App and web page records
··········

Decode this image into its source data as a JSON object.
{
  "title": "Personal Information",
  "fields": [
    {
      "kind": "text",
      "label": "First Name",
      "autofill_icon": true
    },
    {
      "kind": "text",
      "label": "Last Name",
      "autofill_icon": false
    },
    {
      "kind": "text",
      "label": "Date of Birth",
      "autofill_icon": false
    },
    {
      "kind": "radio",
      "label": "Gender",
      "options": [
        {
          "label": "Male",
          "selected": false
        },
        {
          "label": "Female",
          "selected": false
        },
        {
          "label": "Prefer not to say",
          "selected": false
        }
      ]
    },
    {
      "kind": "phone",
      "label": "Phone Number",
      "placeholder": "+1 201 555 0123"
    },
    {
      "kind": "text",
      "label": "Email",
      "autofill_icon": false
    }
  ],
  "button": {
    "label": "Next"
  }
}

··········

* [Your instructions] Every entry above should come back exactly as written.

* [Response]
Decode this image into its source data as a JSON object.
{
  "title": "Personal Information",
  "fields": [
    {
      "kind": "text",
      "label": "First Name",
      "autofill_icon": true
    },
    {
      "kind": "text",
      "label": "Last Name",
      "autofill_icon": false
    },
    {
      "kind": "text",
      "label": "Date of Birth",
      "autofill_icon": false
    },
    {
      "kind": "radio",
      "label": "Gender",
      "options": [
        {
          "label": "Male",
          "selected": false
        },
        {
          "label": "Female",
          "selected": false
        },
        {
          "label": "Prefer not to say",
          "selected": false
        }
      ]
    },
    {
      "kind": "phone",
      "label": "Phone Number",
      "placeholder": "+1 201 555 0123"
    },
    {
      "kind": "text",
      "label": "Email",
      "autofill_icon": false
    }
  ],
  "button": {
    "label": "Next"
  }
}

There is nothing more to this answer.